The Ontario Colleges strike continues, leaving students and their semesters in the lurch. The strike, which began October 16, has surpassed its third week, leaving students and faculty worried that there has been too much time lost.
On-going negotiations involving the employment of over 12,000 full-time and part-time faculty across 24 Ontario colleges have been underway between the Ontario Public Service Employees Union (OPSEU), and Ontario colleges. OPSEU has asked for the number of full-time faculty to match that of the part-time faculty members on contract. However colleges are stating that this will end up adding over $250 million additional costs each year. Ontario colleges have offered a four year agreement with a 7.5 per cent pay increase.
While conversations continue between OPSEU and Ontario colleges, many students are left feeling excluded from the dialogue.
“I don’t think the students were taken into consideration when the strike started,” says Sara Meshmesh, a second year Broadcasting for Radio, Television and Film student at Niagara College. “Our education is suffering and we’re all in constant fear of losing our year and losing opportunities to become better in our fields.”
While the prospect of losing the semester becomes more of a reality for many students, Niagara College has been working on plans to avoid an entire loss. This is partly due to the reading week vacation that occurred during the three week strike, lessening the amount of time students have lost in the classroom. Additionally, the Niagara College communications Manager Mike Wales, in an interview, stated the school is “committed to ensuring that all students have the opportunity to complete their semester/program, and are currently in the process of developing comprehensive semester completion plans for all programs.”
While the week of vacation does lessen the time lost during the semester for Niagara College students, the same can’t be said for all college institutions, and cramming the time lost may not be beneficial to their learning overall. This is notable for health programs like the paramedic program which losing valuable class time could be a problem in the workforce.
Semester extensions into the summer months are an option, but will likely leave many students in a difficult position as many have leases that run out in April.
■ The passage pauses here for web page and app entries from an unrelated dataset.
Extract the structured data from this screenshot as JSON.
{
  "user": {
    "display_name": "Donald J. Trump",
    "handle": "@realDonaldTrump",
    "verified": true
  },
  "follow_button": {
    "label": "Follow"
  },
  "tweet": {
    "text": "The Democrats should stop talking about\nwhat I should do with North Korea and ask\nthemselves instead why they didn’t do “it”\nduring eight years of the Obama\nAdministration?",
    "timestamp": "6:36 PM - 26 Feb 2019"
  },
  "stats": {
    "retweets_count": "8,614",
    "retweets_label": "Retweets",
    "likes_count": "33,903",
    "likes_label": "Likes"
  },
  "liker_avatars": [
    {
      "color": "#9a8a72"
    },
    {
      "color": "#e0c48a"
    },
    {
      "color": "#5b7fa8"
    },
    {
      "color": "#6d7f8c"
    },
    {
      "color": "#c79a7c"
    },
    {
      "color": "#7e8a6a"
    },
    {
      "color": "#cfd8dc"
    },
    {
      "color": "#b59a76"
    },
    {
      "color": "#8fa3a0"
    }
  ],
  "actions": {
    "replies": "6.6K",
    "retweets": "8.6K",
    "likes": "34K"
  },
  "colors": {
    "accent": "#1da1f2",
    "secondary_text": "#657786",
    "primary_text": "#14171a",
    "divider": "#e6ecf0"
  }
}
Fanshawe College has already extended its fall semester late into December to make up for lost time, only closing between December 23 and January 1 for the holidays. Students have been asked to hold off making any holiday plans in the interim until a solution to the strike is given.
Kathleen Wynne has also not ruled out the possibility of back-to-work legislation in an effort to end the Ontario Colleges strike. This legislation could prove a significant blow to the efforts of the striking faculty if it would be put in place. For now, Wynne continues to push for a conclusion to the negotiations without interrupting the faculty’s right to strike.
Despite Wynne’s effort to avoid invoking back-to-work legislation, some students at Algonquin College, through the Student’s Association, have taken matters into their own hands through organizing letter-writing campaigns aimed towards MPPs in an effort to put pressure on colleges to end the strike and get students back in classes.
There was an assembly of students from 12 local colleges that staged a protest of the strike at Queen’s Park in Toronto.
For some Niagara College students, the prospect of whether the semester can be saved or not is difficult.
“All the money I’ve spent in getting a proper education is going to waste,” Meshmesh states. “After three weeks, I’ve lost motivation to even further my education and it’s frustrating.”
“Because I’m in a one year graduate program, I run on 7-block classes. We have a set schedule for 7 weeks then it changes completely for another 7 weeks,” says Alyssia, a Brock University graduate and current Niagara College student. “If this strike hadn’t started, I would have finished up my first set of classes and been well in my second set. Whenever we do get back from this strike, I’ll be forced to take exams for old classes while I’m taking other classes which just causes a lot more unnecessary stress.”
As of this publishing Niagara College announced when the strike does end, they will extend the semester to Dec. 22 and that their second term should start as early as Jan. 2. This is to ensure that the winter semester will have to go into the Spring/Summer term. Other schools have yet to indicate their plans.